Lorain County Community College - Elyria, OH

Lorain County Community College, 1005 North Abbe Rd, Elyria, OH 44035-1691. Lorain County Community College is a large college located in Elyria, Ohio. It is a public school with primarily 2-year programs and has 11,242 students. Lorain County Community College has an associate's degree program in Computer Programming/Programmer.

Brown Mackie College-Akron - Akron, OH

Brown Mackie College-Akron, 755 White Pond Drive, STE 101, Akron, OH 44320. Brown Mackie College-Akron is a small college located in Akron, Ohio. It is a private for-profit school with primarily 2-year programs and has 877 students. Brown Mackie College-Akron has a one to two year and an associate's degree program in Computer Programming/Programmer which graduated zero and one students respectively in 2008.

LOCATION INFORMATION: Cleveland, Ohio

Cleveland, Ohio
Cleveland, Ohio photo by FlickreviewR

Cleveland is situated in Cuyahoga County, Ohio. It has a population of over 433,748, which has shrunk by 9.3% over the last ten years. The cost of living index in Cleveland, 81, is well below the national average. New single-family homes in Cleveland are valued at $94,100 on average, which is far less than the state average. In 2008, one hundred nine new homes were built in Cleveland, down from one hundred eighty-four the previous year.

The three big industries for women in Cleveland are health care, accommodation and food services, and educational services. For men, it is metal and metal products, construction, and accommodation and food services. The average travel time to work is about 26 minutes. More than 11.4% of Cleveland residents have a bachelor's degree, which is lower than the state average. The percentage of residents with a graduate degree, 3.8%, is lower than the state average.

The unemployment rate in Cleveland is 10.5%, which is greater than Ohio's average of 10.0%.

The percentage of Cleveland residents that are affiliated with a religious congregation, 57.8%, is more than both the national and state average. Hellenic Orthodox Church of the Annunciation, Abyssinia Baptist Church and Highland Christian Church are among the churches located in Cleveland. The largest religious groups are the Catholic Church, the United Methodist Church and the American Baptist Churches in the USA.

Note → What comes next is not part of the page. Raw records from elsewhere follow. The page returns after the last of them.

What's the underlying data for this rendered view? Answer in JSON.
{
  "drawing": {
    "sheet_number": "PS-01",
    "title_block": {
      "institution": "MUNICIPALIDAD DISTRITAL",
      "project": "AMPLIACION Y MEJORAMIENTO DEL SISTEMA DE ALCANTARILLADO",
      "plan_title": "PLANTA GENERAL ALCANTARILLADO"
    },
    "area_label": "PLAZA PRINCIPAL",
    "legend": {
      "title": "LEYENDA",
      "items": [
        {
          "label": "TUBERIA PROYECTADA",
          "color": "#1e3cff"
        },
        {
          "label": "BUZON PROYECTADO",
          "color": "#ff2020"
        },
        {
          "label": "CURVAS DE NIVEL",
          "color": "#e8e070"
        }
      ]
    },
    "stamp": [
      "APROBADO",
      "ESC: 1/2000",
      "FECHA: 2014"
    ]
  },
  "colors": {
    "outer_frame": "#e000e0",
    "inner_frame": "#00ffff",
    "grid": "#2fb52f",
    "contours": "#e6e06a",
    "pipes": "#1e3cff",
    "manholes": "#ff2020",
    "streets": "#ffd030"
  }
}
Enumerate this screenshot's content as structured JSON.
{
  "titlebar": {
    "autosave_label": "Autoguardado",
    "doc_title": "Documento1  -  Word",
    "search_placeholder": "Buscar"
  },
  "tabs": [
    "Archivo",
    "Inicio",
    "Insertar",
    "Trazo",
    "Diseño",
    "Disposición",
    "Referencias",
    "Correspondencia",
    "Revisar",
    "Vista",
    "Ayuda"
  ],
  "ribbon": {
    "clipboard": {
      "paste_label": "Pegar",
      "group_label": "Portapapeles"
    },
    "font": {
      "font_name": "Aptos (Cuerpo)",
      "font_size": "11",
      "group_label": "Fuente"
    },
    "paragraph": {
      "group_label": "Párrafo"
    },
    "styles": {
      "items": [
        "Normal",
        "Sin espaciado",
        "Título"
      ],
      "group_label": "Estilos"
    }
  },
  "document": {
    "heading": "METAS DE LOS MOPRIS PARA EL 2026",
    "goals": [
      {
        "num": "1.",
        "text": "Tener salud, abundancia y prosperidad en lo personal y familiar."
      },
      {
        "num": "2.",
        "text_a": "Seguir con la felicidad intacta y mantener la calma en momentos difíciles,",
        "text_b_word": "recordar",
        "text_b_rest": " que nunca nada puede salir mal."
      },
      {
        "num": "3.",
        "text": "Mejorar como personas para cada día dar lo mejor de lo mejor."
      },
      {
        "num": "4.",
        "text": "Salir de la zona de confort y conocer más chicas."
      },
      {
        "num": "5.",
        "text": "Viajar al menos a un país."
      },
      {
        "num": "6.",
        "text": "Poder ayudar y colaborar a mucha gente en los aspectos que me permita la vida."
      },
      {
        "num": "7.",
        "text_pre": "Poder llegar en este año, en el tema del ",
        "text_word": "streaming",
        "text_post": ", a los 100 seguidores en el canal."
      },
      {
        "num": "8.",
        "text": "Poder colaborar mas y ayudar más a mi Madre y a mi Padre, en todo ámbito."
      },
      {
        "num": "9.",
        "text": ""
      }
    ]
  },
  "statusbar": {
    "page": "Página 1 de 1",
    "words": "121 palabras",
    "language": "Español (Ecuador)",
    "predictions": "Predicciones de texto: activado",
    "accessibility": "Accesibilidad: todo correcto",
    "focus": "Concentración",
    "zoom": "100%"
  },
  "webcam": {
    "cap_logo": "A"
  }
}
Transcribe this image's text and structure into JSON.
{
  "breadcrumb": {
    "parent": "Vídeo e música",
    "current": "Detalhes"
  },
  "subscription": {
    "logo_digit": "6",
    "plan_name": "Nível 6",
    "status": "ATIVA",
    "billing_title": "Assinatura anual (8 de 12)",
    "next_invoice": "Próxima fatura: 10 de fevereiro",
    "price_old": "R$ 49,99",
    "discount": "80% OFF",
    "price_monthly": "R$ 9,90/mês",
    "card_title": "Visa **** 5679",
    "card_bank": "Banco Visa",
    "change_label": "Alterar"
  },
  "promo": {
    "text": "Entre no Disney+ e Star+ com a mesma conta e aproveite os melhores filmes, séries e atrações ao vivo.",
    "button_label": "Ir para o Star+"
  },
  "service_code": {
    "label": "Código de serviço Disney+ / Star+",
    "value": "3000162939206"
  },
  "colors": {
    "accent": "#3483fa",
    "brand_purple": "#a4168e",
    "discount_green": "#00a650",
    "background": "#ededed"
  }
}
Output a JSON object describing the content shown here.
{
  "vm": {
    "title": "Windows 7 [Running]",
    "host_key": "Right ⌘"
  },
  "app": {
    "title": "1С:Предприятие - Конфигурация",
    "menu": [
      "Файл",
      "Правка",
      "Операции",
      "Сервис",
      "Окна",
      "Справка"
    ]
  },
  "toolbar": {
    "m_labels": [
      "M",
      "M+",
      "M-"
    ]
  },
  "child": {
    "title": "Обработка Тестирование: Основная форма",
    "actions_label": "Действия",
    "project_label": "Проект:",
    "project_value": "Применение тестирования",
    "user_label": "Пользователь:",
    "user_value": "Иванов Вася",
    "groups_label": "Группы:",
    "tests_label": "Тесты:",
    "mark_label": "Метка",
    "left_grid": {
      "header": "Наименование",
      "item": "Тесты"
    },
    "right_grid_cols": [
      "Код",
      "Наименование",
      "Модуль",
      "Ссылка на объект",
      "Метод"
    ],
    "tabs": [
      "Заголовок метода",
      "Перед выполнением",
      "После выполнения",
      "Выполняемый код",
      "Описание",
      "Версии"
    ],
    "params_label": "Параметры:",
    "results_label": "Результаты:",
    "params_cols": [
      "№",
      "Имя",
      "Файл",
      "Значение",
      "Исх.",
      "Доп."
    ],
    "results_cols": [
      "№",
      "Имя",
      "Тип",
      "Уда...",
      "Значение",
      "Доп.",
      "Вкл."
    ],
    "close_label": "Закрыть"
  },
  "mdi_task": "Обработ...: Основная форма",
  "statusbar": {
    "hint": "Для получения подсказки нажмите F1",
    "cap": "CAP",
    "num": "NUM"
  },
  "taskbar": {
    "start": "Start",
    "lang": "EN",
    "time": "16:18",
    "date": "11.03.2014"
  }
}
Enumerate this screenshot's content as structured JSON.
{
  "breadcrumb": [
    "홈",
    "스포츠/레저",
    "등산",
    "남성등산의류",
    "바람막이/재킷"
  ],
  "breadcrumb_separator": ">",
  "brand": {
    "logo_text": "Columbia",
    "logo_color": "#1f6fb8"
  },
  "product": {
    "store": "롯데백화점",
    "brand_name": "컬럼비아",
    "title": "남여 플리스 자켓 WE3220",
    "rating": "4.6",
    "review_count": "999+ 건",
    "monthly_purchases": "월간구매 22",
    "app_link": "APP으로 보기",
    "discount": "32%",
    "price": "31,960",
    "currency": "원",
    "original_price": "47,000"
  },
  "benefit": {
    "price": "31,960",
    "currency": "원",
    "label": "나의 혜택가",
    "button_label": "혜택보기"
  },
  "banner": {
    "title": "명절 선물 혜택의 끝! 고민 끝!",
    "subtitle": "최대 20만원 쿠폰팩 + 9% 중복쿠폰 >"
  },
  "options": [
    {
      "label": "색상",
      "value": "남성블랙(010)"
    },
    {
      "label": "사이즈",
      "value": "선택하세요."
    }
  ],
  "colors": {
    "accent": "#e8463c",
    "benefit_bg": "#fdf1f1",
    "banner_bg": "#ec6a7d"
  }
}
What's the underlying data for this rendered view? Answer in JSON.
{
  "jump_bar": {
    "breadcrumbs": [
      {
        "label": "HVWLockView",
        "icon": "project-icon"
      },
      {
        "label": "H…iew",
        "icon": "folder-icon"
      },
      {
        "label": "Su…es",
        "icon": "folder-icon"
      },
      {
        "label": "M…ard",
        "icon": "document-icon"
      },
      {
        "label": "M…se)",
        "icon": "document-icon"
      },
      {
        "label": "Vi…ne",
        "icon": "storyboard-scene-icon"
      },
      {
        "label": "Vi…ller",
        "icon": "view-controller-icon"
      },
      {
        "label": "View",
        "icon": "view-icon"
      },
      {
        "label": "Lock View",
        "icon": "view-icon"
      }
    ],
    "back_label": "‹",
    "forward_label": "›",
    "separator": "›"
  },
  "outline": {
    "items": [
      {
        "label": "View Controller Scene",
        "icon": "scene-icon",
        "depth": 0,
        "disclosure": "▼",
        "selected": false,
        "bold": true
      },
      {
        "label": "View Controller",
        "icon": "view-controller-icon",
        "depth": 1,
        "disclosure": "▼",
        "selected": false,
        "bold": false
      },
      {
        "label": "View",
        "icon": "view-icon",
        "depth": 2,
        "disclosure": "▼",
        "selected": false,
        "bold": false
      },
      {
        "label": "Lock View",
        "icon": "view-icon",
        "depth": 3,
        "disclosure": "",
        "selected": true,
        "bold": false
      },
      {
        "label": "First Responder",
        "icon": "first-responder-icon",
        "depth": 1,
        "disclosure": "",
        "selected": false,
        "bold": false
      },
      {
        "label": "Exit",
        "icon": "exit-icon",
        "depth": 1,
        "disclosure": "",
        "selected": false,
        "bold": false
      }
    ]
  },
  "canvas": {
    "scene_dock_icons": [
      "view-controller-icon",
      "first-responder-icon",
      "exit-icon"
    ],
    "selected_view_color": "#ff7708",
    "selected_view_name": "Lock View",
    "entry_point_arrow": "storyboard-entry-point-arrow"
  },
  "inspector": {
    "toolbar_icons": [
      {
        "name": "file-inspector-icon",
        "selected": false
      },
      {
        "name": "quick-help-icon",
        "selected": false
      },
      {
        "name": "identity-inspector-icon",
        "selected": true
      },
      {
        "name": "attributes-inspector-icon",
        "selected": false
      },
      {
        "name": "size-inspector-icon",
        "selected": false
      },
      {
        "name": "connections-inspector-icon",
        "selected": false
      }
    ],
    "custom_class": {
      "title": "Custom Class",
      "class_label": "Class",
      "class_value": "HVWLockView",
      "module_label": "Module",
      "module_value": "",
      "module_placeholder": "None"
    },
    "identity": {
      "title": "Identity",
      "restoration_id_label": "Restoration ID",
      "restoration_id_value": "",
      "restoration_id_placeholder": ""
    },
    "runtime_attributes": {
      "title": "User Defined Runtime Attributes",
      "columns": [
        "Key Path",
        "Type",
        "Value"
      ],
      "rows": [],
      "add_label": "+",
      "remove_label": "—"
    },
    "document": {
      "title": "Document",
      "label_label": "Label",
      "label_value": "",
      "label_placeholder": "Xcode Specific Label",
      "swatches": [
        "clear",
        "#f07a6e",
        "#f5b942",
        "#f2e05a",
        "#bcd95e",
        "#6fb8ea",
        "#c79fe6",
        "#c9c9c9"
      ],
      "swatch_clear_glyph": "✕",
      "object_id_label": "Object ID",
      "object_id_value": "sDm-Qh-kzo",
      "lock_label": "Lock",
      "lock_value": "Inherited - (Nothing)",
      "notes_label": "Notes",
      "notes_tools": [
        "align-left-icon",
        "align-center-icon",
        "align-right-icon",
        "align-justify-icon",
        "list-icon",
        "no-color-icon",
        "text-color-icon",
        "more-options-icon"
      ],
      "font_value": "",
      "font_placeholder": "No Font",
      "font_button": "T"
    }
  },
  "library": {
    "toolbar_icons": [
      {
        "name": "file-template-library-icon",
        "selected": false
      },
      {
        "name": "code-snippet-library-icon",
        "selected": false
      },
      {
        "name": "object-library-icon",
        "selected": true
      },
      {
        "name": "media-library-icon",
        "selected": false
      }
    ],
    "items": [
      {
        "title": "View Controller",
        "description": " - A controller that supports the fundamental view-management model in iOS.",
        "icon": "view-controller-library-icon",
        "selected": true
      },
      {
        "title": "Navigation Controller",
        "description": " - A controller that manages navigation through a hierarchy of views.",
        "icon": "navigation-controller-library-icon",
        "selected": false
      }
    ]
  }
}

Cleveland is home to the Mastick Woods Golf Course and the Dock Number 32 as well as Shaker Square Historic District and Newton Avenue Historic District. Shopping malls in the area include Shaker-Moreland Shopping Center, Shaker Square Shopping Center and Clark West 30th Shopping Center. Visitors to Cleveland can choose from Hilton Garden Inn Cleveland Gateway, Airport Sheraton and Extended Stayamerica for temporary stays in the area.